[Items from an interface collection]
━━━━━━━━━━

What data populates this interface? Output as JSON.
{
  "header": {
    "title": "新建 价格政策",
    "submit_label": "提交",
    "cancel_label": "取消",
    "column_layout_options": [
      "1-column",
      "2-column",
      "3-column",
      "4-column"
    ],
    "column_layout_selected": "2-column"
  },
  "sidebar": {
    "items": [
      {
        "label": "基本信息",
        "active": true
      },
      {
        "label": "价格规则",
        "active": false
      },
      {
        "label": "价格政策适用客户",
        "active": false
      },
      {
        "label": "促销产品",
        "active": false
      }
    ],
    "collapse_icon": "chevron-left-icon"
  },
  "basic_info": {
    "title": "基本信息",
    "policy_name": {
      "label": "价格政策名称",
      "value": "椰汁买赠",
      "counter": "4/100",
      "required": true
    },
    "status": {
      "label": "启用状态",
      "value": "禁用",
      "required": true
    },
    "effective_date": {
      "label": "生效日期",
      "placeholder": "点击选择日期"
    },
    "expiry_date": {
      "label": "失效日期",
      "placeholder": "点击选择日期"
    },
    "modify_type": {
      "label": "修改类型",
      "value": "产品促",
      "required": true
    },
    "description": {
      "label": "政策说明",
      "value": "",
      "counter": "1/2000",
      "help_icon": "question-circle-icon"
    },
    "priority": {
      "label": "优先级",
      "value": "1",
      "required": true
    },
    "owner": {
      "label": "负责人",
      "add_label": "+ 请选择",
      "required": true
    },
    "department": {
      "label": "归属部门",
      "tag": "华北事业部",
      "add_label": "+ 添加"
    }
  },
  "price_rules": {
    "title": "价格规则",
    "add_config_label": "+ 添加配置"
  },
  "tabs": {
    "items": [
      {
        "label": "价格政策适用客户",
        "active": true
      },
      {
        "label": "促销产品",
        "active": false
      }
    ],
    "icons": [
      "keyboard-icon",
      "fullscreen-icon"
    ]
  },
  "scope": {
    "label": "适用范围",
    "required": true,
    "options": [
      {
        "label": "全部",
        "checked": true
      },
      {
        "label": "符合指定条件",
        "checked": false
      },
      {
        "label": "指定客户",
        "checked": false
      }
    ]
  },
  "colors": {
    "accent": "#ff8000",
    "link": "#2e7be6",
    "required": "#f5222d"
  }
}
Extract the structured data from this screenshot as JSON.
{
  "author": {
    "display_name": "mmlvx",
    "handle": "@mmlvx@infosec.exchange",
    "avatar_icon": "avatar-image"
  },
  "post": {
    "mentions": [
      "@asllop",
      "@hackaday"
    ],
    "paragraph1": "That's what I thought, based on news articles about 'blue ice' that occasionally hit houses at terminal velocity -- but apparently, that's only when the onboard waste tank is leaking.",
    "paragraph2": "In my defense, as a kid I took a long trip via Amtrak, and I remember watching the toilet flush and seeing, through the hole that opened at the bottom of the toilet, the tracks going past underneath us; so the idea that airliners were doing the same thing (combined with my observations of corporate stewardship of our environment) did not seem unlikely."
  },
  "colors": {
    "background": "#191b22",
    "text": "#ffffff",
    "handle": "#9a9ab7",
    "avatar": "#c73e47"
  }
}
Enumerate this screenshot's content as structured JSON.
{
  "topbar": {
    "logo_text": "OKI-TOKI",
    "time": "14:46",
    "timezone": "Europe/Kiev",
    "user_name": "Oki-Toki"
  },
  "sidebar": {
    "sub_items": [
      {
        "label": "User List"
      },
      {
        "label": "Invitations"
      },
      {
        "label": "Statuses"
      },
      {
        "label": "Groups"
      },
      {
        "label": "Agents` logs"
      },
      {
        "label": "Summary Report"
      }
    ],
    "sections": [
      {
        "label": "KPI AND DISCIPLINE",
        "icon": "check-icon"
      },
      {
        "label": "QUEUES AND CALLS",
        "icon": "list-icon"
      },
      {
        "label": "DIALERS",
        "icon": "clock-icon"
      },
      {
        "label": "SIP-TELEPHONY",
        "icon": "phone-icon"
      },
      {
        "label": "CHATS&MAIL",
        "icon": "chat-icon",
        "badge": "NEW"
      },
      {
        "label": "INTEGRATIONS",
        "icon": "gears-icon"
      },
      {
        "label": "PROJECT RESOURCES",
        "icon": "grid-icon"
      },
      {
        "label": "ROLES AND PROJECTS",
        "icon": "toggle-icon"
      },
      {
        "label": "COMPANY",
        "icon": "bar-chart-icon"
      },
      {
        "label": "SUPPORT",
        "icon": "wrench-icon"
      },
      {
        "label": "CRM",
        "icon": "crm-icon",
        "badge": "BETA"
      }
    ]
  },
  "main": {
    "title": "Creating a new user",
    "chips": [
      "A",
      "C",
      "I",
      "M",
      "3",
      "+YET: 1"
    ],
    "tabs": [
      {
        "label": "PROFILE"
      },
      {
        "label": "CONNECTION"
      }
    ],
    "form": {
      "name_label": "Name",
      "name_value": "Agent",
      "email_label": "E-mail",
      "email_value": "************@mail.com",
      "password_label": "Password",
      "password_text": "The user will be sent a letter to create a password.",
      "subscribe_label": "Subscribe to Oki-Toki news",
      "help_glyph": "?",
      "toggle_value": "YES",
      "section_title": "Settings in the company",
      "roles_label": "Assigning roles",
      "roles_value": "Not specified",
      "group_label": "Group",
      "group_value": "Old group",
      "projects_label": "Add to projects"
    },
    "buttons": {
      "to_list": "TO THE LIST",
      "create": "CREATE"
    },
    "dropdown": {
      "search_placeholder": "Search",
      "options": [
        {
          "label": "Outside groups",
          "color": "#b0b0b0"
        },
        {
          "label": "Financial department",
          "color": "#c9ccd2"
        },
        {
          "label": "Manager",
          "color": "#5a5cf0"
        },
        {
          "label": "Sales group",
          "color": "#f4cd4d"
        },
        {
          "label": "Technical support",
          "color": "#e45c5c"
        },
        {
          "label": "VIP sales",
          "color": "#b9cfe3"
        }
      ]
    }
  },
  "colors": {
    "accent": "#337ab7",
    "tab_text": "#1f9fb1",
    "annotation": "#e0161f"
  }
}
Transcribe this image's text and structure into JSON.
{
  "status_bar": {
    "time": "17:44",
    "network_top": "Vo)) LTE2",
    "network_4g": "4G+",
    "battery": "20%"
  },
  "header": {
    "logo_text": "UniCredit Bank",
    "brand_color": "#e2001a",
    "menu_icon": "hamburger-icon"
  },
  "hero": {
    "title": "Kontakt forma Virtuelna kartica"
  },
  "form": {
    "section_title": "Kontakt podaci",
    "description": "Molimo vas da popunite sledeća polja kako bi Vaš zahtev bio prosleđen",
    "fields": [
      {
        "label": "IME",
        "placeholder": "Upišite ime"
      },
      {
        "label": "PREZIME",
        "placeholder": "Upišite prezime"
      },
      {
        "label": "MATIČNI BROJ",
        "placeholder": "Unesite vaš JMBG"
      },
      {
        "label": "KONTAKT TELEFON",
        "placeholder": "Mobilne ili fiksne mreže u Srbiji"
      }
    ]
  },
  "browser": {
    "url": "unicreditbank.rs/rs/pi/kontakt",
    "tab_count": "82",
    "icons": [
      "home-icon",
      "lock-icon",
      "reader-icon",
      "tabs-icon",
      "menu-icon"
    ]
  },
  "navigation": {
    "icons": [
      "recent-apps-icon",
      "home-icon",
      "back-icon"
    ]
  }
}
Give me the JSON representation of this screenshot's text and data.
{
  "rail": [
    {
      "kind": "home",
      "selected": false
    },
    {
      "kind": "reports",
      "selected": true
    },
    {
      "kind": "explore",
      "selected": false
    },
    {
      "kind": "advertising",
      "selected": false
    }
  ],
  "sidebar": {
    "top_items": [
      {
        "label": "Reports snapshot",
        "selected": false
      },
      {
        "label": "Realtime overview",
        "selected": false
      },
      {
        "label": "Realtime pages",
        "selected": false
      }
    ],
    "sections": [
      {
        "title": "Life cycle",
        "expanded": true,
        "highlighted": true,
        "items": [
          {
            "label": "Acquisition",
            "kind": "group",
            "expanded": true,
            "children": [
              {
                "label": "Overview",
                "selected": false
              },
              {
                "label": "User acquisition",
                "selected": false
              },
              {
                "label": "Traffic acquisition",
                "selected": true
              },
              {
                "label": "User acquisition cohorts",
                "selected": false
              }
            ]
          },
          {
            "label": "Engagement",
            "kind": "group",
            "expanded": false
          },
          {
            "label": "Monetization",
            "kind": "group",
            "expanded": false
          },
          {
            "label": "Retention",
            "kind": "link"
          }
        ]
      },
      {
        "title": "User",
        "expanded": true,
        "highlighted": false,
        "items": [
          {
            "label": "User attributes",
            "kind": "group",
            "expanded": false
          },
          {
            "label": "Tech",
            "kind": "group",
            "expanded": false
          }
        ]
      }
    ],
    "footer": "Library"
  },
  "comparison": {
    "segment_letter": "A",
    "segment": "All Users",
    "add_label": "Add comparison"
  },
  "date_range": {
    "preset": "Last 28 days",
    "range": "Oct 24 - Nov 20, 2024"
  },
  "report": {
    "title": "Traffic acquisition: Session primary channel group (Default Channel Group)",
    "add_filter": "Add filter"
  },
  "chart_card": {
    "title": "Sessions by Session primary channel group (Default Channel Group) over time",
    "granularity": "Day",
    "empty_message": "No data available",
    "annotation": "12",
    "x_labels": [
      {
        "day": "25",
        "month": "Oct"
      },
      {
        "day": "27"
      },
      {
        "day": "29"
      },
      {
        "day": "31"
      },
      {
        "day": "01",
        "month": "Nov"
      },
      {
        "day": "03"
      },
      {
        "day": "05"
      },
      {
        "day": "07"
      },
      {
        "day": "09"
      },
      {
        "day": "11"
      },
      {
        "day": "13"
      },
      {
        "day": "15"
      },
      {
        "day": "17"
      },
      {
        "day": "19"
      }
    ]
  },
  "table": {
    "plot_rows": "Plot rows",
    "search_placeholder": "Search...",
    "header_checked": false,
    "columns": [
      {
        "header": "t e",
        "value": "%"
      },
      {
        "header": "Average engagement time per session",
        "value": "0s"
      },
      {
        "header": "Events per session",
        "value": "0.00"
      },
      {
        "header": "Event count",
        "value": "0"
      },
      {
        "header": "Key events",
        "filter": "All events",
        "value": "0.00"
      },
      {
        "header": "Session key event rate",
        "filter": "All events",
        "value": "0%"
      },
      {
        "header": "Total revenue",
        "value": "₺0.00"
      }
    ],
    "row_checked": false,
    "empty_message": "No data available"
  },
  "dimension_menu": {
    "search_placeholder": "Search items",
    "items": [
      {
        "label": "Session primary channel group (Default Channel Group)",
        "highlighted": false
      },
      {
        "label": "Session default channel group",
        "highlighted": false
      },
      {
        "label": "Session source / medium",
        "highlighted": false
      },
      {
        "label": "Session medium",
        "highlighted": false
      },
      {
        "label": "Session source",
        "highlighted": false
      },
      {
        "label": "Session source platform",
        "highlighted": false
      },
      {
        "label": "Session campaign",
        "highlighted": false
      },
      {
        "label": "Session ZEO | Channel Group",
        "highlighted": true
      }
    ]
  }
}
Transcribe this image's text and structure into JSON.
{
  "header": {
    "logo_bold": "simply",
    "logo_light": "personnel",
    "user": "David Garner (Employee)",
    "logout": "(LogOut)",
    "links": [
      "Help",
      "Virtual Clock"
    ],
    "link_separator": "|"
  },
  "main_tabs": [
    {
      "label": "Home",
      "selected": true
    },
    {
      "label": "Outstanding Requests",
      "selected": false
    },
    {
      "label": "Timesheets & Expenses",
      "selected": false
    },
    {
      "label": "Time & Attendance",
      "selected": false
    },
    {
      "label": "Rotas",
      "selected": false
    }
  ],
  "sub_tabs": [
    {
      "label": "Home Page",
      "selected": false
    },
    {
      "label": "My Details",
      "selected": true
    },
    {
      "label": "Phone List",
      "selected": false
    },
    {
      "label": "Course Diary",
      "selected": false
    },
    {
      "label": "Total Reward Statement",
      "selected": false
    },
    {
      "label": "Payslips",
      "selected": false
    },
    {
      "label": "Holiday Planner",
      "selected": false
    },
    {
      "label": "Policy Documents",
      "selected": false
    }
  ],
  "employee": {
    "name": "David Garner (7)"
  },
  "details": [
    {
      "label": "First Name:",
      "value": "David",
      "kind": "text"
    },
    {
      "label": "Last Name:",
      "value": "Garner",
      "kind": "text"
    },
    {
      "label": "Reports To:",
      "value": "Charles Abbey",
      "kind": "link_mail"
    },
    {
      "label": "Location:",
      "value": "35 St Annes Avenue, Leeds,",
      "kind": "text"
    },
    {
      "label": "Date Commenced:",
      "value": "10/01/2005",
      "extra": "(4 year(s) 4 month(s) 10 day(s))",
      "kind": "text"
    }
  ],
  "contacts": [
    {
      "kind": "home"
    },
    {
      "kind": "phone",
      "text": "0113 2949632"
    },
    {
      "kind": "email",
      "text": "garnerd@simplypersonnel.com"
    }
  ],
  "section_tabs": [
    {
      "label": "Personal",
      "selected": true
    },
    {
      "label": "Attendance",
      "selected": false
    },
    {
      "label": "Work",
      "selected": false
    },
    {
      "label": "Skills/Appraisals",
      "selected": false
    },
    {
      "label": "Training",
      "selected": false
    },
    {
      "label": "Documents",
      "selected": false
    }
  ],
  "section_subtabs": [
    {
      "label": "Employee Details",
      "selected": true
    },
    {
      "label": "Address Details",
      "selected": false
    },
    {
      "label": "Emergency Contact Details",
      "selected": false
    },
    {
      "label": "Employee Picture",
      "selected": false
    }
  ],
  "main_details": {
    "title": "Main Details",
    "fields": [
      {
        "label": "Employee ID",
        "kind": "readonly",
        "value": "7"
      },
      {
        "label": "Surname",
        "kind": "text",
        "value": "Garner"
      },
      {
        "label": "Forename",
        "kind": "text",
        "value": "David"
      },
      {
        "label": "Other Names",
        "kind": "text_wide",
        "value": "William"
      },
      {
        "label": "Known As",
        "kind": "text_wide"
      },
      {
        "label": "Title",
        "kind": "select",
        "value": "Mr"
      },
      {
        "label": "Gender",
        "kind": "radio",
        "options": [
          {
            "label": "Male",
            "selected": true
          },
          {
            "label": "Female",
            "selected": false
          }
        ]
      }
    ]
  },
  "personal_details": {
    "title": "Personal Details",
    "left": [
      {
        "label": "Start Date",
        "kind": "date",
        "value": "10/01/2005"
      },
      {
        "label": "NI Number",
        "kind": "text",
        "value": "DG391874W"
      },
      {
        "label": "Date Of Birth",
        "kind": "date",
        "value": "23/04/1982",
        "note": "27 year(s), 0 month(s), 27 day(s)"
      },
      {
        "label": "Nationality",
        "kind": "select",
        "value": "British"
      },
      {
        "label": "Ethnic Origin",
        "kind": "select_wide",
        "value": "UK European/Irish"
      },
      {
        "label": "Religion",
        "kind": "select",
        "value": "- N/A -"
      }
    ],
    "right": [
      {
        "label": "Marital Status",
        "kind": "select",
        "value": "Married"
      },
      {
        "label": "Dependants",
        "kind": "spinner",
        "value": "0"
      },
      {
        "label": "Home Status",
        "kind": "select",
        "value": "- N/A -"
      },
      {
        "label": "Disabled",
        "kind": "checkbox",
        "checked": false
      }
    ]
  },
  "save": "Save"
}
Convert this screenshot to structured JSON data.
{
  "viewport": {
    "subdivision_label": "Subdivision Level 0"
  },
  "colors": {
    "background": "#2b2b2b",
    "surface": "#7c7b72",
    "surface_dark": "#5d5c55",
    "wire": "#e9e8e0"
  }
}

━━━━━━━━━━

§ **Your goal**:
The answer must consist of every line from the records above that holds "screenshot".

§ **Answer below**:
Extract the structured data from this screenshot as JSON.
Enumerate this screenshot's content as structured JSON.
Give me the JSON representation of this screenshot's text and data.
Convert this screenshot to structured JSON data.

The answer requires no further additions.